[Interface dataset entries]
___
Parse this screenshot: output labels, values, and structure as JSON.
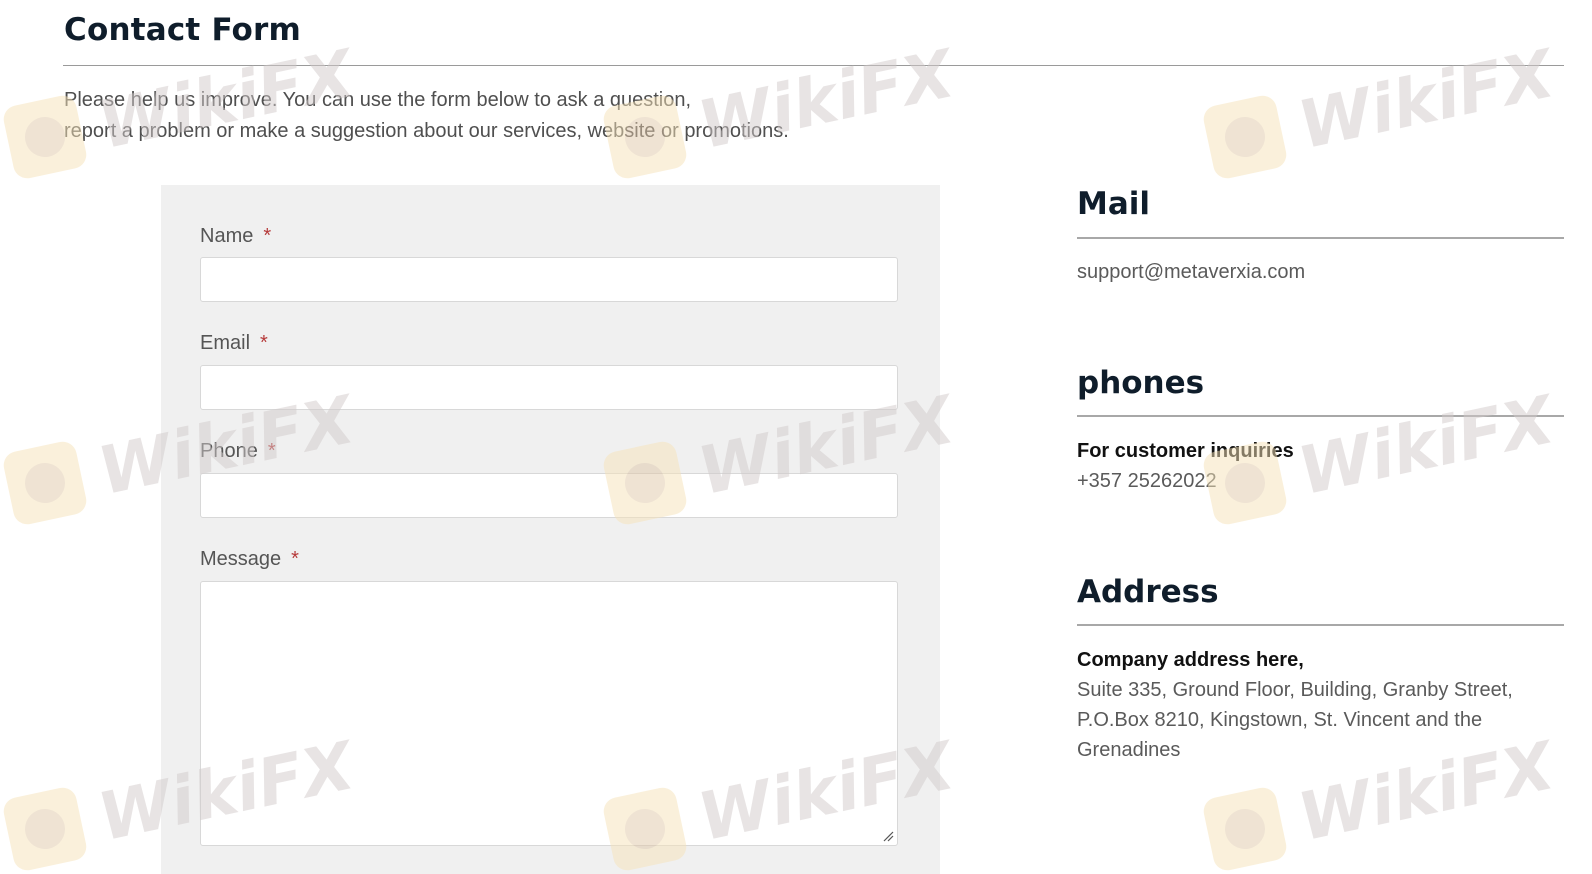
{
  "page": {
    "title": "Contact Form",
    "intro_line1": "Please help us improve. You can use the form below to ask a question,",
    "intro_line2": "report a problem or make a suggestion about our services, website or promotions."
  },
  "form": {
    "required_mark": "*",
    "name_label": "Name",
    "email_label": "Email",
    "phone_label": "Phone",
    "message_label": "Message",
    "name_value": "",
    "email_value": "",
    "phone_value": "",
    "message_value": ""
  },
  "mail": {
    "heading": "Mail",
    "email": "support@metaverxia.com"
  },
  "phones": {
    "heading": "phones",
    "label": "For customer inquiries",
    "number": "+357 25262022"
  },
  "address": {
    "heading": "Address",
    "label": "Company address here,",
    "line1": "Suite 335, Ground Floor, Building, Granby Street,",
    "line2": "P.O.Box 8210, Kingstown, St. Vincent and the",
    "line3": "Grenadines"
  },
  "watermark": {
    "text": "WikiFX"
  },
  "colors": {
    "heading": "#0f1d2b",
    "required": "#b63a3a",
    "panel": "#f0f0f0"
  }
}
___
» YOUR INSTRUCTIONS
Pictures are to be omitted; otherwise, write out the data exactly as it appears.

» FINISHED TASK
Parse this screenshot: output labels, values, and structure as JSON.
{
  "page": {
    "title": "Contact Form",
    "intro_line1": "Please help us improve. You can use the form below to ask a question,",
    "intro_line2": "report a problem or make a suggestion about our services, website or promotions."
  },
  "form": {
    "required_mark": "*",
    "name_label": "Name",
    "email_label": "Email",
    "phone_label": "Phone",
    "message_label": "Message",
    "name_value": "",
    "email_value": "",
    "phone_value": "",
    "message_value": ""
  },
  "mail": {
    "heading": "Mail",
    "email": "support@metaverxia.com"
  },
  "phones": {
    "heading": "phones",
    "label": "For customer inquiries",
    "number": "+357 25262022"
  },
  "address": {
    "heading": "Address",
    "label": "Company address here,",
    "line1": "Suite 335, Ground Floor, Building, Granby Street,",
    "line2": "P.O.Box 8210, Kingstown, St. Vincent and the",
    "line3": "Grenadines"
  },
  "watermark": {
    "text": "WikiFX"
  },
  "colors": {
    "heading": "#0f1d2b",
    "required": "#b63a3a",
    "panel": "#f0f0f0"
  }
}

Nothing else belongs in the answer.